    I guess AT&T U-verse is watching streaming IP video on some level, we are very happy with it, but it can't touch the quality of Blu-Ray.
  • Problem with streaming is Bandwidth

    I mean lets face it, having all your movies in the cloud is great unless you are capped on your bandwidth. For 40-50 a month it's really ridiculous there is any cap on bandwidth. Until this changes though one can almost expect blu ray or dvd to live on. I've seen how close we get to that cap a month and it's scary. I'm sure we've gone over it once or twice even.

    Cable companies / telecomm providers LOVE ultraviolet and love the cloud because it just means more $$$. I'm sure the studios and them conspired to create it as well.
  • No surprise really

    If it was all about "picture quality" the cable companies would have folded LONG ago.
  • Rebuttal

    Dear Mr. Harris,

    With all due respect, you are an idiot.

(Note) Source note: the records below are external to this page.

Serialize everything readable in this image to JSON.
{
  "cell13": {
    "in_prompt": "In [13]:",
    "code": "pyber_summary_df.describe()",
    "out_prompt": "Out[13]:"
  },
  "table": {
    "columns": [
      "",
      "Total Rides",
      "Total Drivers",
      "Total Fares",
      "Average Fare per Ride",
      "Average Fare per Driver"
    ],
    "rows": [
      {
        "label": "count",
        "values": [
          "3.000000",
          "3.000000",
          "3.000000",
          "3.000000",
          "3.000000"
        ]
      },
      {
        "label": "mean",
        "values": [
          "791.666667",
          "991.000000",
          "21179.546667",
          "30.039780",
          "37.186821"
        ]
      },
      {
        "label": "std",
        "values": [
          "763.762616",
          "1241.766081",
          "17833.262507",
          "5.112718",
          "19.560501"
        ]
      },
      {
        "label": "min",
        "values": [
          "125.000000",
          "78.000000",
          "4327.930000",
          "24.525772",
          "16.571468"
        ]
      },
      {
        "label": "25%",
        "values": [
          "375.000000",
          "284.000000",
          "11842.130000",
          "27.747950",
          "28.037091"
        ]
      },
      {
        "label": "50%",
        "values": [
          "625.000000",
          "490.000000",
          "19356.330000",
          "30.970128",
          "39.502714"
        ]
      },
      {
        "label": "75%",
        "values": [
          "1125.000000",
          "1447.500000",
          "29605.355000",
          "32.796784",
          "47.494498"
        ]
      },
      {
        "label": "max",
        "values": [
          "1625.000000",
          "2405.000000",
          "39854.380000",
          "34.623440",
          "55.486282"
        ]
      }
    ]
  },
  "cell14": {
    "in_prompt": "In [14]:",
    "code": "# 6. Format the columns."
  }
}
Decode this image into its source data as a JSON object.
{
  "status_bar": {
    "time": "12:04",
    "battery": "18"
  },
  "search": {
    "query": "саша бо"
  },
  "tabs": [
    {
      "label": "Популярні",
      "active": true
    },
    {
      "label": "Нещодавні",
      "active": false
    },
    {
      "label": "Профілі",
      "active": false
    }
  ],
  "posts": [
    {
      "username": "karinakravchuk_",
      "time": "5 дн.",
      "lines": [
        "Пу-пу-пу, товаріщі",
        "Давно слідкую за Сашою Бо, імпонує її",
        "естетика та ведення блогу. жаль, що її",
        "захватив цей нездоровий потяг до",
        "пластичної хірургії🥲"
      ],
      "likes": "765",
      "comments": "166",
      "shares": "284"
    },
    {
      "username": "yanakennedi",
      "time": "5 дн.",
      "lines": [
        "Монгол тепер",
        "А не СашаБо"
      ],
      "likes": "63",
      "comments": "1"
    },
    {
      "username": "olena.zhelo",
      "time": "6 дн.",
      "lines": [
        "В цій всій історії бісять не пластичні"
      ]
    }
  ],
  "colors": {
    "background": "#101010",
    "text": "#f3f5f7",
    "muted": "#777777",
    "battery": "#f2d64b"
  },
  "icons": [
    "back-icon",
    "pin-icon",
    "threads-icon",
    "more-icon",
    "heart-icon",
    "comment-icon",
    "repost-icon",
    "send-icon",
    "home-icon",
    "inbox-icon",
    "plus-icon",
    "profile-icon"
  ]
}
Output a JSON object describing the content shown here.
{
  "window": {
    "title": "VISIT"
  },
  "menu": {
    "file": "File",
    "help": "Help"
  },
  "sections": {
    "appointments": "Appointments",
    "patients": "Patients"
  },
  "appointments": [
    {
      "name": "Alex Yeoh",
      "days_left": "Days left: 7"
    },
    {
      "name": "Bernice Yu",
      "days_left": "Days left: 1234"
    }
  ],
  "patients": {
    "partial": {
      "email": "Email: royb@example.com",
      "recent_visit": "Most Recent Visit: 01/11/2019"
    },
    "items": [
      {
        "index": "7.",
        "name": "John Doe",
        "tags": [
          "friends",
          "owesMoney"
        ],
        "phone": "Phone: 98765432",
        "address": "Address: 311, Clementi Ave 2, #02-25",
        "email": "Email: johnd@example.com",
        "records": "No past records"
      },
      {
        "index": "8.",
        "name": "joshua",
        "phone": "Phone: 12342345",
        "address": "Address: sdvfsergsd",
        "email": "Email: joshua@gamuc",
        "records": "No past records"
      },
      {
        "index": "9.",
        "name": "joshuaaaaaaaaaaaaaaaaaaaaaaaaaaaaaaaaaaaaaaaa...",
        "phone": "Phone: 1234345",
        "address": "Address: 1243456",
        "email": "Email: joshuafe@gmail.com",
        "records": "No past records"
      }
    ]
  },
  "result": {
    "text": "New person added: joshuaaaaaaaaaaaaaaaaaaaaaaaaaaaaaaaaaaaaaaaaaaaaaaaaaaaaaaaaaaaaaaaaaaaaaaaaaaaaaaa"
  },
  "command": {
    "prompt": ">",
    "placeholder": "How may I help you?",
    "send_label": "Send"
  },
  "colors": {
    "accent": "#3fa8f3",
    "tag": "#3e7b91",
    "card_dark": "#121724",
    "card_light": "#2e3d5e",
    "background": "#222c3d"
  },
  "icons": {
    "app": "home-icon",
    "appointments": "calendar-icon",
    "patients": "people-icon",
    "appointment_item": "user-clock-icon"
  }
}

    (And before you make fun of my username, it's a joke.)
  • Is it "All about the eyeballs" again? Hahaha.

    Here's the extremely pertinent bit from the IHS report so many sources seem reluctant to print in their rush to pronounce streaming "teh winnorz".

    "Online viewing is expected to generate $1.7 billion for 2012, compared to $11.1 billion created from viewing on physical formats. By 2016, online viewing will still only account for 17% of associated industry revenue, while physical videos will generate 75% and video-on-demand pay television will account for the remaining 8%"

    Squaring that circle is the big stumbling block for anyone pronouncing Blu-Ray (or DVD for that matter) "dead" (as I think Mr. Harris has been doing unsuccessfully since HD DVD died?). All you can eat streaming is fine in it's place - delivering old content at a reasonable price, but in order to secure the new releases which SVOD doesn't have but optical does, subscription prices would need to rise substantially in order to recompense the studios which make the content.

    It's catch 22 for the streaming providers, there's no first sale for them to fall back on with digital. They can either stick with subscriptions at low prices and only serve up old content and always play second fiddle to premium content distribution, or convince the studios to allow streaming of newer content instead of just selling and renting it on OD and pay (and charge their customers) accordingly. What's worse is that digital sales (EST) have been an abject failure, stalling at a fraction of Blu-Ray's revenue, despite the prominence of iTunes, so supplementing subscription with sell-through isn't even an option.

    Really though, this latest furore talking about "views" is pretty laughable... anyone else remember the .com crash? All those sites valued at hundreds of millions because they had millions of "eyeballs" (views) but little to no actual revenue? One just has to take a look at Netflix's balance sheet for their streaming service to see that they hand the vast majority of money to the studios, with little to nothing left to cover them once their disk rental service stops subsidising the company.


    Milt R. Smith
    Milt R. Smith
    • Can't agree ...

      What I'm sure we can agree on though is that such reports are almost always seriously flawed because they fail to take into account the unforeseen consequences of other trends - unsurprisingly!

      I've not even gone to Blu-Ray, my son wanted an Xbox. I can't see the point in buying a dedicated BR player, I have more than enough DVD's and I don't see any films that would be significantly improved by being higher quality - I'm more interested in acting and story quality.

      With the constant gradual rise in bandwidth ... my local exchange will be 100mb soon ... streaming is good enough ... and seriously I've only just made more space by getting rid of all my books and moving my DVD's into the attic ... why would I want to clutter my living space with BR?

      The deathknell for BR though is that so many kids are more than happy to use their 'phones to stream movies and when they're at home in front of the screen it's the games machine they'll be using not watching films.
  • Streaming

    Great article Robin . For those who live outside US like me, you can access Netflix, Hulu and similar media stations on BD Player by using UnoTelly or similar tools.